-- Task directions --
All lines in the records below that hold "icon" are to be shown.

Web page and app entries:
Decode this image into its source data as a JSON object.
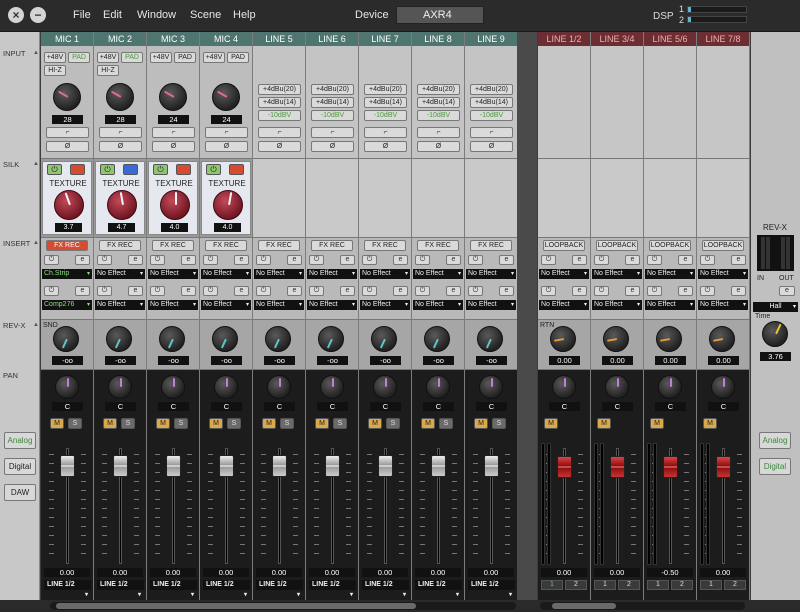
{
  "menu": [
    "File",
    "Edit",
    "Window",
    "Scene",
    "Help"
  ],
  "device": {
    "label": "Device",
    "value": "AXR4"
  },
  "dsp": {
    "label": "DSP",
    "rows": [
      {
        "num": "1",
        "fill": 0.05
      },
      {
        "num": "2",
        "fill": 0.05
      }
    ]
  },
  "sections": {
    "input": "INPUT",
    "silk": "SILK",
    "insert": "INSERT",
    "revx": "REV-X",
    "pan": "PAN"
  },
  "side_buttons": [
    "Analog",
    "Digital",
    "DAW"
  ],
  "right_buttons": [
    "Analog",
    "Digital"
  ],
  "colors": {
    "header_green": "#4e7570",
    "header_red": "#6b2e32",
    "fx_rec_active": "#d64b32",
    "mute_on": "#d9a94c"
  },
  "mic": [
    {
      "name": "MIC 1",
      "phantom": "+48V",
      "pad": "PAD",
      "hiz": "HI-Z",
      "gain": "28",
      "silk_tex": "TEXTURE",
      "silk_val": "3.7",
      "silk_blue": false,
      "fxrec": "FX REC",
      "fxrec_active": true,
      "fx1": "Ch.Strip",
      "fx2": "Comp276",
      "send": "-oo",
      "pan": "C",
      "out": "LINE 1/2"
    },
    {
      "name": "MIC 2",
      "phantom": "+48V",
      "pad": "PAD",
      "hiz": "HI-Z",
      "gain": "28",
      "silk_tex": "TEXTURE",
      "silk_val": "4.7",
      "silk_blue": true,
      "fxrec": "FX REC",
      "fxrec_active": false,
      "fx1": "No Effect",
      "fx2": "No Effect",
      "send": "-oo",
      "pan": "C",
      "out": "LINE 1/2"
    },
    {
      "name": "MIC 3",
      "phantom": "+48V",
      "pad": "PAD",
      "hiz": "",
      "gain": "24",
      "silk_tex": "TEXTURE",
      "silk_val": "4.0",
      "silk_blue": false,
      "fxrec": "FX REC",
      "fxrec_active": false,
      "fx1": "No Effect",
      "fx2": "No Effect",
      "send": "-oo",
      "pan": "C",
      "out": "LINE 1/2"
    },
    {
      "name": "MIC 4",
      "phantom": "+48V",
      "pad": "PAD",
      "hiz": "",
      "gain": "24",
      "silk_tex": "TEXTURE",
      "silk_val": "4.0",
      "silk_blue": false,
      "fxrec": "FX REC",
      "fxrec_active": false,
      "fx1": "No Effect",
      "fx2": "No Effect",
      "send": "-oo",
      "pan": "C",
      "out": "LINE 1/2"
    }
  ],
  "line": [
    {
      "name": "LINE 5",
      "lvl1": "+4dBu(20)",
      "lvl2": "+4dBu(14)",
      "lvl3": "-10dBV",
      "fxrec": "FX REC",
      "fx1": "No Effect",
      "fx2": "No Effect",
      "send": "-oo",
      "pan": "C",
      "out": "LINE 1/2"
    },
    {
      "name": "LINE 6",
      "lvl1": "+4dBu(20)",
      "lvl2": "+4dBu(14)",
      "lvl3": "-10dBV",
      "fxrec": "FX REC",
      "fx1": "No Effect",
      "fx2": "No Effect",
      "send": "-oo",
      "pan": "C",
      "out": "LINE 1/2"
    },
    {
      "name": "LINE 7",
      "lvl1": "+4dBu(20)",
      "lvl2": "+4dBu(14)",
      "lvl3": "-10dBV",
      "fxrec": "FX REC",
      "fx1": "No Effect",
      "fx2": "No Effect",
      "send": "-oo",
      "pan": "C",
      "out": "LINE 1/2"
    },
    {
      "name": "LINE 8",
      "lvl1": "+4dBu(20)",
      "lvl2": "+4dBu(14)",
      "lvl3": "-10dBV",
      "fxrec": "FX REC",
      "fx1": "No Effect",
      "fx2": "No Effect",
      "send": "-oo",
      "pan": "C",
      "out": "LINE 1/2"
    },
    {
      "name": "LINE 9",
      "lvl1": "+4dBu(20)",
      "lvl2": "+4dBu(14)",
      "lvl3": "-10dBV",
      "fxrec": "FX REC",
      "fx1": "No Effect",
      "fx2": "No Effect",
      "send": "-oo",
      "pan": "C",
      "out": "LINE 1/2"
    }
  ],
  "stereo": [
    {
      "name": "LINE 1/2",
      "loop": "LOOPBACK",
      "fx1": "No Effect",
      "fx2": "No Effect",
      "rtn": "0.00",
      "pan": "C",
      "fader": "0.00",
      "hp1": "1",
      "hp2": "2",
      "hp1_on": true
    },
    {
      "name": "LINE 3/4",
      "loop": "LOOPBACK",
      "fx1": "No Effect",
      "fx2": "No Effect",
      "rtn": "0.00",
      "pan": "C",
      "fader": "0.00",
      "hp1": "1",
      "hp2": "2",
      "hp1_on": false
    },
    {
      "name": "LINE 5/6",
      "loop": "LOOPBACK",
      "fx1": "No Effect",
      "fx2": "No Effect",
      "rtn": "0.00",
      "pan": "C",
      "fader": "-0.50",
      "hp1": "1",
      "hp2": "2",
      "hp1_on": false
    },
    {
      "name": "LINE 7/8",
      "loop": "LOOPBACK",
      "fx1": "No Effect",
      "fx2": "No Effect",
      "rtn": "0.00",
      "pan": "C",
      "fader": "0.00",
      "hp1": "1",
      "hp2": "2",
      "hp1_on": false
    }
  ],
  "mono_fader_value": "0.00",
  "mute": "M",
  "solo": "S",
  "snd_label": "SND",
  "rtn_label": "RTN",
  "revx": {
    "title": "REV-X",
    "in": "IN",
    "out": "OUT",
    "type": "Hall",
    "time_label": "Time",
    "time": "3.76"
  }
}
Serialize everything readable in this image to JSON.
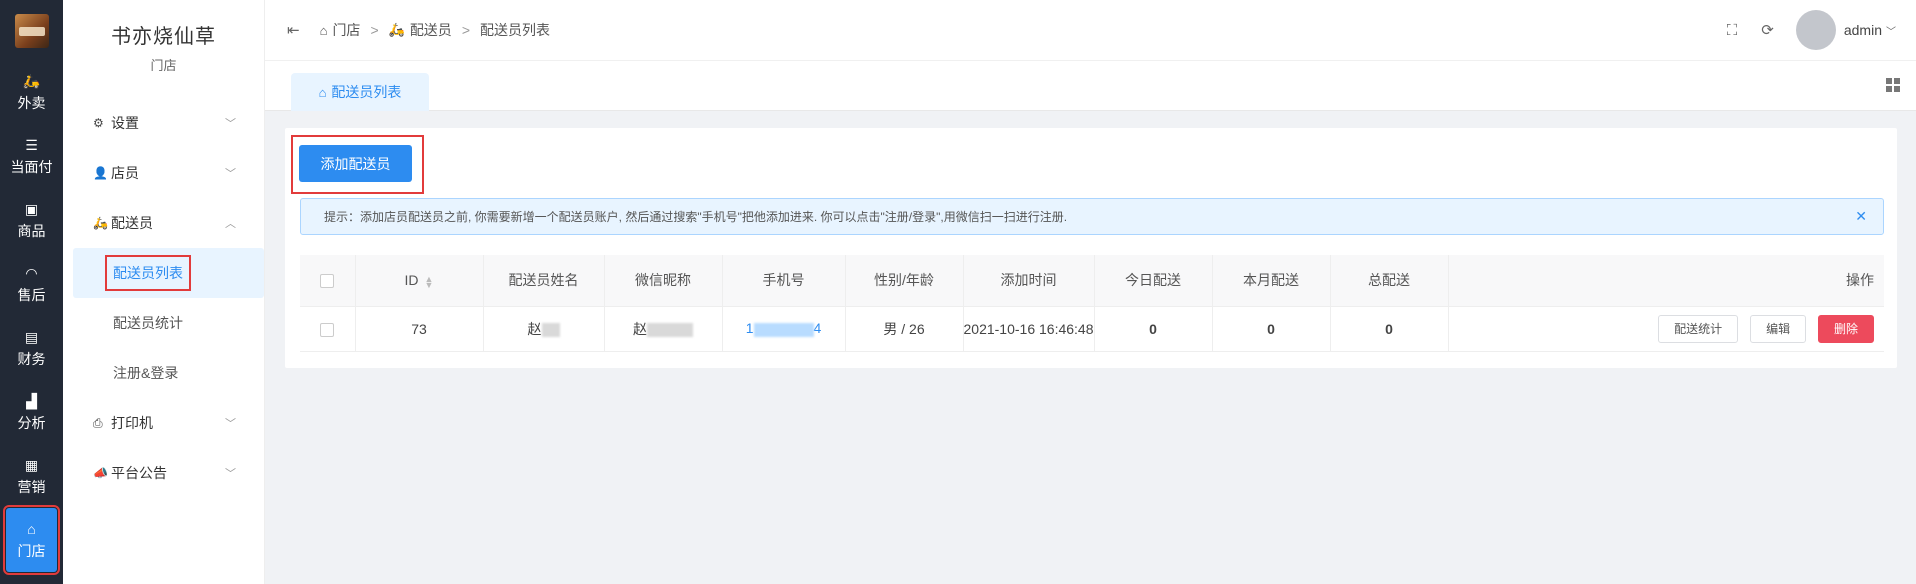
{
  "rail": {
    "items": [
      {
        "label": "外卖",
        "icon": "motorcycle-icon"
      },
      {
        "label": "当面付",
        "icon": "list-icon"
      },
      {
        "label": "商品",
        "icon": "gift-icon"
      },
      {
        "label": "售后",
        "icon": "headset-icon"
      },
      {
        "label": "财务",
        "icon": "ledger-icon"
      },
      {
        "label": "分析",
        "icon": "bar-chart-icon"
      },
      {
        "label": "营销",
        "icon": "gift-box-icon"
      },
      {
        "label": "门店",
        "icon": "store-icon"
      }
    ]
  },
  "subnav": {
    "shop_name": "书亦烧仙草",
    "shop_sub": "门店",
    "menu": {
      "settings": "设置",
      "staff": "店员",
      "courier": "配送员",
      "courier_list": "配送员列表",
      "courier_stats": "配送员统计",
      "register": "注册&登录",
      "printer": "打印机",
      "notice": "平台公告"
    }
  },
  "topbar": {
    "crumb1": "门店",
    "crumb2": "配送员",
    "crumb3": "配送员列表",
    "sep": ">",
    "user": "admin"
  },
  "tabs": {
    "active": "配送员列表"
  },
  "toolbar": {
    "add_label": "添加配送员"
  },
  "tip": {
    "text": "提示：添加店员配送员之前, 你需要新增一个配送员账户, 然后通过搜索\"手机号\"把他添加进来. 你可以点击\"注册/登录\",用微信扫一扫进行注册."
  },
  "table": {
    "headers": {
      "id": "ID",
      "name": "配送员姓名",
      "wechat": "微信昵称",
      "phone": "手机号",
      "gender_age": "性别/年龄",
      "added": "添加时间",
      "today": "今日配送",
      "month": "本月配送",
      "total": "总配送",
      "ops": "操作"
    },
    "rows": [
      {
        "id": "73",
        "name_prefix": "赵",
        "wechat_prefix": "赵",
        "phone_prefix": "1",
        "phone_suffix": "4",
        "gender_age": "男 / 26",
        "added": "2021-10-16 16:46:48",
        "today": "0",
        "month": "0",
        "total": "0"
      }
    ],
    "actions": {
      "stats": "配送统计",
      "edit": "编辑",
      "delete": "删除"
    }
  }
}
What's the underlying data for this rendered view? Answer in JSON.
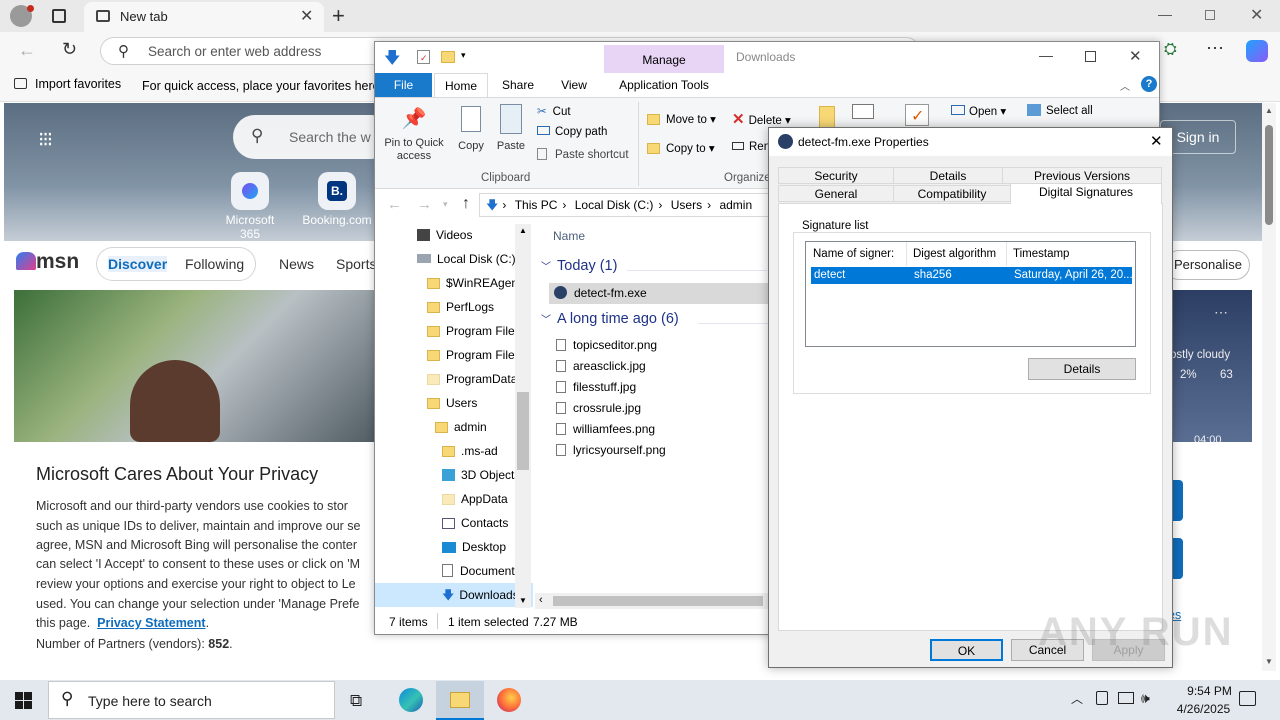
{
  "browser": {
    "tab_title": "New tab",
    "address_placeholder": "Search or enter web address",
    "favorites": {
      "import_label": "Import favorites",
      "hint": "For quick access, place your favorites here o"
    }
  },
  "msn": {
    "search_placeholder": "Search the w",
    "shortcuts": [
      {
        "label": "Microsoft 365"
      },
      {
        "label": "Booking.com"
      }
    ],
    "logo_text": "msn",
    "nav": [
      "Discover",
      "Following",
      "News",
      "Sports"
    ],
    "sign_in": "Sign in",
    "personalise": "Personalise",
    "weather": {
      "summary": "ostly cloudy",
      "precip": "2%",
      "value": "63",
      "time": "04:00"
    },
    "privacy": {
      "title": "Microsoft Cares About Your Privacy",
      "lines": [
        "Microsoft and our third-party vendors use cookies to stor",
        "such as unique IDs to deliver, maintain and improve our se",
        "agree, MSN and Microsoft Bing will personalise the conter",
        "can select 'I Accept' to consent to these uses or click on 'M",
        "review your options and exercise your right to object to Le",
        "used. You can change your selection under 'Manage Prefe"
      ],
      "line7_prefix": "this page.",
      "link": "Privacy Statement",
      "partners_label": "Number of Partners (vendors):",
      "partners_count": "852",
      "side_link": "es"
    }
  },
  "explorer": {
    "title": "Downloads",
    "manage_tab": "Manage",
    "tabs": [
      "File",
      "Home",
      "Share",
      "View",
      "Application Tools"
    ],
    "clipboard": {
      "pin": "Pin to Quick access",
      "copy": "Copy",
      "paste": "Paste",
      "cut": "Cut",
      "copy_path": "Copy path",
      "paste_shortcut": "Paste shortcut",
      "group": "Clipboard"
    },
    "organize": {
      "move_to": "Move to",
      "copy_to": "Copy to",
      "delete": "Delete",
      "rename": "Ren",
      "group": "Organize"
    },
    "open": {
      "open": "Open",
      "select_all": "Select all"
    },
    "breadcrumb": [
      "This PC",
      "Local Disk (C:)",
      "Users",
      "admin"
    ],
    "nav_tree": [
      {
        "label": "Videos"
      },
      {
        "label": "Local Disk (C:)"
      },
      {
        "label": "$WinREAgent"
      },
      {
        "label": "PerfLogs"
      },
      {
        "label": "Program Files"
      },
      {
        "label": "Program Files"
      },
      {
        "label": "ProgramData"
      },
      {
        "label": "Users"
      },
      {
        "label": "admin"
      },
      {
        "label": ".ms-ad"
      },
      {
        "label": "3D Objects"
      },
      {
        "label": "AppData"
      },
      {
        "label": "Contacts"
      },
      {
        "label": "Desktop"
      },
      {
        "label": "Documents"
      },
      {
        "label": "Downloads"
      }
    ],
    "column_name": "Name",
    "group_today": "Today (1)",
    "today_files": [
      "detect-fm.exe"
    ],
    "group_old": "A long time ago (6)",
    "old_files": [
      "topicseditor.png",
      "areasclick.jpg",
      "filesstuff.jpg",
      "crossrule.jpg",
      "williamfees.png",
      "lyricsyourself.png"
    ],
    "status": {
      "items": "7 items",
      "selected": "1 item selected",
      "size": "7.27 MB"
    }
  },
  "properties": {
    "title": "detect-fm.exe Properties",
    "tabs_row1": [
      "Security",
      "Details",
      "Previous Versions"
    ],
    "tabs_row2": [
      "General",
      "Compatibility",
      "Digital Signatures"
    ],
    "section": "Signature list",
    "columns": [
      "Name of signer:",
      "Digest algorithm",
      "Timestamp"
    ],
    "rows": [
      {
        "signer": "detect",
        "digest": "sha256",
        "timestamp": "Saturday, April 26, 20..."
      }
    ],
    "details_btn": "Details",
    "ok": "OK",
    "cancel": "Cancel",
    "apply": "Apply"
  },
  "taskbar": {
    "search_placeholder": "Type here to search",
    "time": "9:54 PM",
    "date": "4/26/2025"
  },
  "watermark": "ANY RUN",
  "colors": {
    "accent": "#0078d7",
    "selection": "#0078d7",
    "manage_tab": "#e8d5f5",
    "file_tab": "#1979ca"
  }
}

-- Answer to the exercise --
        "icon": "motorcycle-icon"
        "icon": "list-icon"
        "icon": "gift-icon"
        "icon": "headset-icon"
        "icon": "ledger-icon"
        "icon": "bar-chart-icon"
        "icon": "gift-box-icon"
        "icon": "store-icon"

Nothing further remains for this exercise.